What the task asks:
Each entry below must be repeated word for word.

(Recorded data)

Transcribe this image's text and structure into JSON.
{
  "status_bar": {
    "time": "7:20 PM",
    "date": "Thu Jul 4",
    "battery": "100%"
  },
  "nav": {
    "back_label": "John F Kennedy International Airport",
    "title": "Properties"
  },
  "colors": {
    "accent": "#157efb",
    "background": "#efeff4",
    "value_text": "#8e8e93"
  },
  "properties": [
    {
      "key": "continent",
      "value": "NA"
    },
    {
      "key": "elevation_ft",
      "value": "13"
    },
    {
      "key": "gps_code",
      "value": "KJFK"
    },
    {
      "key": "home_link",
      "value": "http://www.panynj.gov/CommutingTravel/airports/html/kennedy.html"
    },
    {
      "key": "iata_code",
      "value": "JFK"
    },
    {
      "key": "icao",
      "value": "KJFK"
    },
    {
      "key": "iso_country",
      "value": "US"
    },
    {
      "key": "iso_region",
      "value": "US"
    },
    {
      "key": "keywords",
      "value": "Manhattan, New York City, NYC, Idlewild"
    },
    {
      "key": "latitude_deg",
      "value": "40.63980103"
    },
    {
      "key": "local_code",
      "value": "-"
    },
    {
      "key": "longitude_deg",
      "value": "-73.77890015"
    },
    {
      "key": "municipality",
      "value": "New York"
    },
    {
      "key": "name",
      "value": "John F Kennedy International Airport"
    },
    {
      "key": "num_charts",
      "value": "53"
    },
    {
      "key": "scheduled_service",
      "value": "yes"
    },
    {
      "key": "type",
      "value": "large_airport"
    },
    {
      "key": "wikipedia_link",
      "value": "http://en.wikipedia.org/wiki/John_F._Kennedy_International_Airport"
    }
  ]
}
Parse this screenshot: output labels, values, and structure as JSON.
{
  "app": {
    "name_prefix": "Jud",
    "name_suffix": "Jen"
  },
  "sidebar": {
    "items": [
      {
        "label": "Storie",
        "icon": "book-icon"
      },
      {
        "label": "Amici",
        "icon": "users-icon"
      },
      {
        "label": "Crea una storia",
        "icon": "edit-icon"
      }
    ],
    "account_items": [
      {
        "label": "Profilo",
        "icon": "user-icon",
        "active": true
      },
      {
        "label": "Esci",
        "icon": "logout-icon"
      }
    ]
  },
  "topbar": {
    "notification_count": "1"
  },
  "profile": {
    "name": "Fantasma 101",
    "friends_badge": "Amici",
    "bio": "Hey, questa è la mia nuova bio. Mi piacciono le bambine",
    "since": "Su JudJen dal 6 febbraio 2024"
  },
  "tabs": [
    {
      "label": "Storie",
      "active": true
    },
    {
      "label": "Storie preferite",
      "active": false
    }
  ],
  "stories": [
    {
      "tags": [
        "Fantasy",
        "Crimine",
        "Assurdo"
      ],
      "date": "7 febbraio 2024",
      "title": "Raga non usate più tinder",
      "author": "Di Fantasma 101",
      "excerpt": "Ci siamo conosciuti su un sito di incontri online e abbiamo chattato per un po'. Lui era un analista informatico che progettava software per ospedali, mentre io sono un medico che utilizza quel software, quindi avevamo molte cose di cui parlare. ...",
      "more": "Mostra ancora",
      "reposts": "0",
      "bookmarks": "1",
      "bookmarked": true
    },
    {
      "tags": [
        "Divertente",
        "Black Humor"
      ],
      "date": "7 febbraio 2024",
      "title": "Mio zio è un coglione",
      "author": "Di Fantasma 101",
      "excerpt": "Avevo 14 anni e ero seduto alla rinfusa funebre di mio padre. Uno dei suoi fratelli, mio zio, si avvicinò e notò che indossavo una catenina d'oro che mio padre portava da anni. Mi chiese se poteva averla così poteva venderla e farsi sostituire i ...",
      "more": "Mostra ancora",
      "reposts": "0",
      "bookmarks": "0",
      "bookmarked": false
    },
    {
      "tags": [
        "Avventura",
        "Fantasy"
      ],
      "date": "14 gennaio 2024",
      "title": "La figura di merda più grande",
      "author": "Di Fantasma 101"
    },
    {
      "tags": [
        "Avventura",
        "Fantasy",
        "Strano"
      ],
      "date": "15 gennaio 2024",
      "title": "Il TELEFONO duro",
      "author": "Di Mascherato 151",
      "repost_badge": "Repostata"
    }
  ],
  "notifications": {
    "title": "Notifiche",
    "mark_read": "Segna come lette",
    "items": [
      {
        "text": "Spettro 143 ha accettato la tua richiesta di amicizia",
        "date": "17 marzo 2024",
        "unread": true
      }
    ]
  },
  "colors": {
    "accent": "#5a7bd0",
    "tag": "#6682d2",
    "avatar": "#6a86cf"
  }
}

Answer for this exercise:
Transcribe this image's text and structure into JSON.
{
  "status_bar": {
    "time": "7:20 PM",
    "date": "Thu Jul 4",
    "battery": "100%"
  },
  "nav": {
    "back_label": "John F Kennedy International Airport",
    "title": "Properties"
  },
  "colors": {
    "accent": "#157efb",
    "background": "#efeff4",
    "value_text": "#8e8e93"
  },
  "properties": [
    {
      "key": "continent",
      "value": "NA"
    },
    {
      "key": "elevation_ft",
      "value": "13"
    },
    {
      "key": "gps_code",
      "value": "KJFK"
    },
    {
      "key": "home_link",
      "value": "http://www.panynj.gov/CommutingTravel/airports/html/kennedy.html"
    },
    {
      "key": "iata_code",
      "value": "JFK"
    },
    {
      "key": "icao",
      "value": "KJFK"
    },
    {
      "key": "iso_country",
      "value": "US"
    },
    {
      "key": "iso_region",
      "value": "US"
    },
    {
      "key": "keywords",
      "value": "Manhattan, New York City, NYC, Idlewild"
    },
    {
      "key": "latitude_deg",
      "value": "40.63980103"
    },
    {
      "key": "local_code",
      "value": "-"
    },
    {
      "key": "longitude_deg",
      "value": "-73.77890015"
    },
    {
      "key": "municipality",
      "value": "New York"
    },
    {
      "key": "name",
      "value": "John F Kennedy International Airport"
    },
    {
      "key": "num_charts",
      "value": "53"
    },
    {
      "key": "scheduled_service",
      "value": "yes"
    },
    {
      "key": "type",
      "value": "large_airport"
    },
    {
      "key": "wikipedia_link",
      "value": "http://en.wikipedia.org/wiki/John_F._Kennedy_International_Airport"
    }
  ]
}
Parse this screenshot: output labels, values, and structure as JSON.
{
  "app": {
    "name_prefix": "Jud",
    "name_suffix": "Jen"
  },
  "sidebar": {
    "items": [
      {
        "label": "Storie",
        "icon": "book-icon"
      },
      {
        "label": "Amici",
        "icon": "users-icon"
      },
      {
        "label": "Crea una storia",
        "icon": "edit-icon"
      }
    ],
    "account_items": [
      {
        "label": "Profilo",
        "icon": "user-icon",
        "active": true
      },
      {
        "label": "Esci",
        "icon": "logout-icon"
      }
    ]
  },
  "topbar": {
    "notification_count": "1"
  },
  "profile": {
    "name": "Fantasma 101",
    "friends_badge": "Amici",
    "bio": "Hey, questa è la mia nuova bio. Mi piacciono le bambine",
    "since": "Su JudJen dal 6 febbraio 2024"
  },
  "tabs": [
    {
      "label": "Storie",
      "active": true
    },
    {
      "label": "Storie preferite",
      "active": false
    }
  ],
  "stories": [
    {
      "tags": [
        "Fantasy",
        "Crimine",
        "Assurdo"
      ],
      "date": "7 febbraio 2024",
      "title": "Raga non usate più tinder",
      "author": "Di Fantasma 101",
      "excerpt": "Ci siamo conosciuti su un sito di incontri online e abbiamo chattato per un po'. Lui era un analista informatico che progettava software per ospedali, mentre io sono un medico che utilizza quel software, quindi avevamo molte cose di cui parlare. ...",
      "more": "Mostra ancora",
      "reposts": "0",
      "bookmarks": "1",
      "bookmarked": true
    },
    {
      "tags": [
        "Divertente",
        "Black Humor"
      ],
      "date": "7 febbraio 2024",
      "title": "Mio zio è un coglione",
      "author": "Di Fantasma 101",
      "excerpt": "Avevo 14 anni e ero seduto alla rinfusa funebre di mio padre. Uno dei suoi fratelli, mio zio, si avvicinò e notò che indossavo una catenina d'oro che mio padre portava da anni. Mi chiese se poteva averla così poteva venderla e farsi sostituire i ...",
      "more": "Mostra ancora",
      "reposts": "0",
      "bookmarks": "0",
      "bookmarked": false
    },
    {
      "tags": [
        "Avventura",
        "Fantasy"
      ],
      "date": "14 gennaio 2024",
      "title": "La figura di merda più grande",
      "author": "Di Fantasma 101"
    },
    {
      "tags": [
        "Avventura",
        "Fantasy",
        "Strano"
      ],
      "date": "15 gennaio 2024",
      "title": "Il TELEFONO duro",
      "author": "Di Mascherato 151",
      "repost_badge": "Repostata"
    }
  ],
  "notifications": {
    "title": "Notifiche",
    "mark_read": "Segna come lette",
    "items": [
      {
        "text": "Spettro 143 ha accettato la tua richiesta di amicizia",
        "date": "17 marzo 2024",
        "unread": true
      }
    ]
  },
  "colors": {
    "accent": "#5a7bd0",
    "tag": "#6682d2",
    "avatar": "#6a86cf"
  }
}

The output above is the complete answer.